Page and application data records
*** Begin section ***

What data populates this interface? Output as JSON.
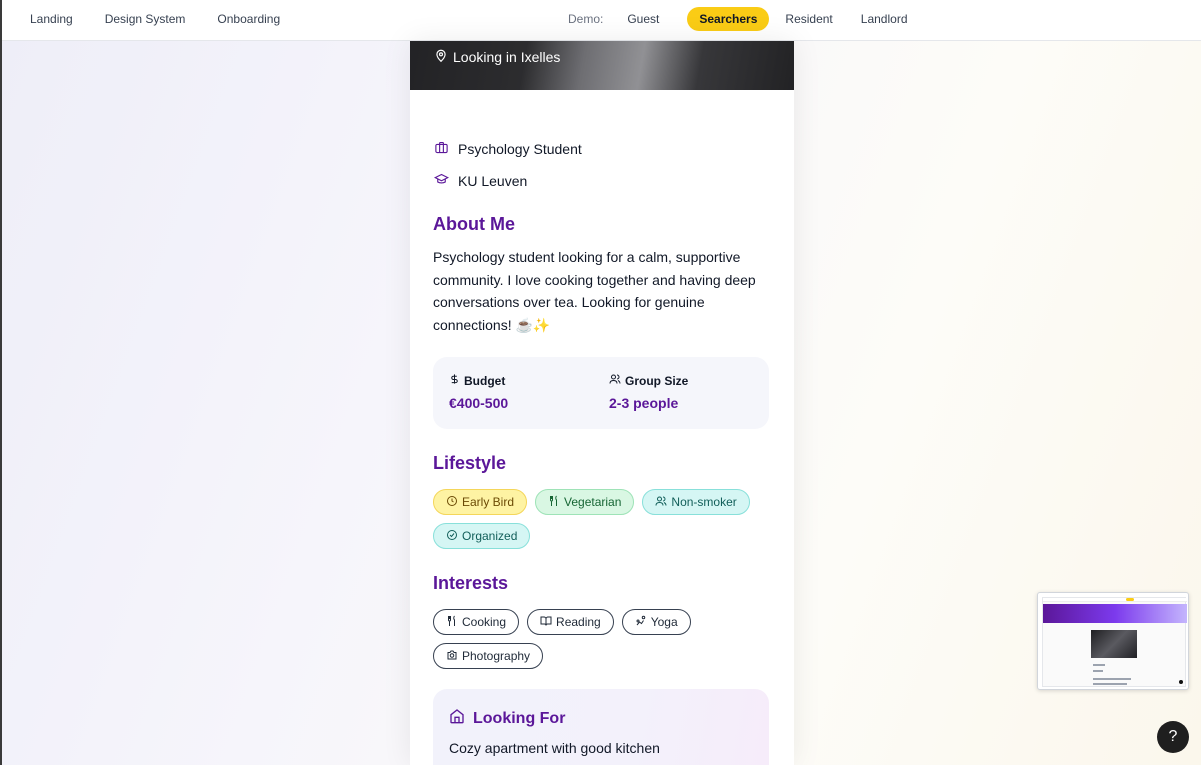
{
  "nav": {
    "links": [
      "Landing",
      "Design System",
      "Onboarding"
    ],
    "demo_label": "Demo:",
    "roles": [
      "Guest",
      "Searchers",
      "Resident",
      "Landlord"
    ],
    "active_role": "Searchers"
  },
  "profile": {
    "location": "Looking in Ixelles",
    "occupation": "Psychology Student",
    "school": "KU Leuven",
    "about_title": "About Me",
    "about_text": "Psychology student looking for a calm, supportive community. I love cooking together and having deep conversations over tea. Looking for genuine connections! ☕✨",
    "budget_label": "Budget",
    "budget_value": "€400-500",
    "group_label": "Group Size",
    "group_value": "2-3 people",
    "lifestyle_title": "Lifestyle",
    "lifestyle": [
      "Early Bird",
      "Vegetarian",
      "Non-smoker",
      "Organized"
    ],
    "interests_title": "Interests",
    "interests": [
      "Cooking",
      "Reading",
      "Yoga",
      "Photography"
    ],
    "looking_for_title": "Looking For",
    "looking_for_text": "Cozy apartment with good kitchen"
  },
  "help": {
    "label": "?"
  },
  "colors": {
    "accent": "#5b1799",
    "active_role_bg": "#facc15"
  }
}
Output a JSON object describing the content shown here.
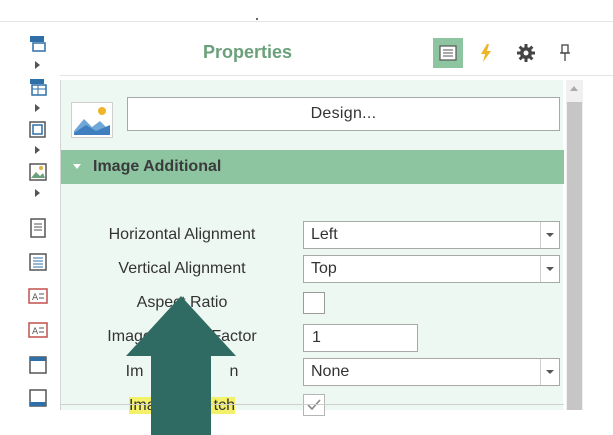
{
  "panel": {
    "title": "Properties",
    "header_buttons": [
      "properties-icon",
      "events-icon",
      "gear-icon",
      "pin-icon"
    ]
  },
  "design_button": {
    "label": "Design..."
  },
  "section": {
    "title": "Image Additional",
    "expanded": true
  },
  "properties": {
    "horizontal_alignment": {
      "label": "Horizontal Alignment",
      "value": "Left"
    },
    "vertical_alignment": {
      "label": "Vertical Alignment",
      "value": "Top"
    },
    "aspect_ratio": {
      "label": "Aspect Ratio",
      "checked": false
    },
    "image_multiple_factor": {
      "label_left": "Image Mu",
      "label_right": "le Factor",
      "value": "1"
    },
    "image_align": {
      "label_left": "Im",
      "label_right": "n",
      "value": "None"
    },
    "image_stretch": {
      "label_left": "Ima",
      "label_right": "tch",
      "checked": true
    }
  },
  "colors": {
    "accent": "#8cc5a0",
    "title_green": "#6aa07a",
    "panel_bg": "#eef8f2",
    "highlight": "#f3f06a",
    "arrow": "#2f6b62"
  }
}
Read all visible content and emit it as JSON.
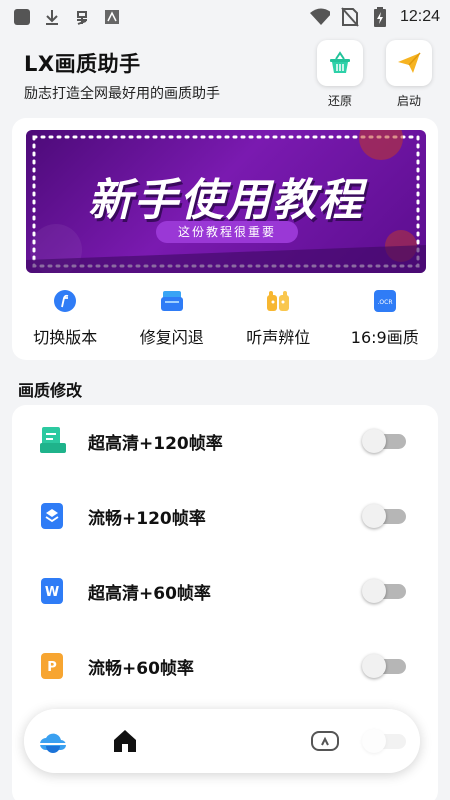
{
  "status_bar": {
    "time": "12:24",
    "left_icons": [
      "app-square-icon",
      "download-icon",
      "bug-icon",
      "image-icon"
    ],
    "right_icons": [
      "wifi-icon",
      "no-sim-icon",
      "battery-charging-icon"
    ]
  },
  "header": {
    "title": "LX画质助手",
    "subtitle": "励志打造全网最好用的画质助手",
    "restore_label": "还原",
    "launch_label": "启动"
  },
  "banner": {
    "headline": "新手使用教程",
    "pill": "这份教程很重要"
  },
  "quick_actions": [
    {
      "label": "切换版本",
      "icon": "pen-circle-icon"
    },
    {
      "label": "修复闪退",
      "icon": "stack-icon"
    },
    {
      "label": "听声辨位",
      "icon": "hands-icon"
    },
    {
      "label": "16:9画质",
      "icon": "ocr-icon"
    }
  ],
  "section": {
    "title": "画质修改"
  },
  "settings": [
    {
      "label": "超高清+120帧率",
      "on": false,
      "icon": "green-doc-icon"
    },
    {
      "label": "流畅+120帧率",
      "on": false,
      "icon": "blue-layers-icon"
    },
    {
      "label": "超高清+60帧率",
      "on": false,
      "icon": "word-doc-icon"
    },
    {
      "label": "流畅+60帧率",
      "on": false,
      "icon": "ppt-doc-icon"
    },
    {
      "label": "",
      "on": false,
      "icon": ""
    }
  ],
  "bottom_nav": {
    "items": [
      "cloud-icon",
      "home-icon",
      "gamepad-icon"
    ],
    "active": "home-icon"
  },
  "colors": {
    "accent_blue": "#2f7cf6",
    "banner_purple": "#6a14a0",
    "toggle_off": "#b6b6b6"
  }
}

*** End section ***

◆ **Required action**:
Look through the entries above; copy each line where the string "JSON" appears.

◆ **Answer space**:
What data populates this interface? Output as JSON.
Output a JSON object describing the content shown here.
Read all visible content and emit it as JSON.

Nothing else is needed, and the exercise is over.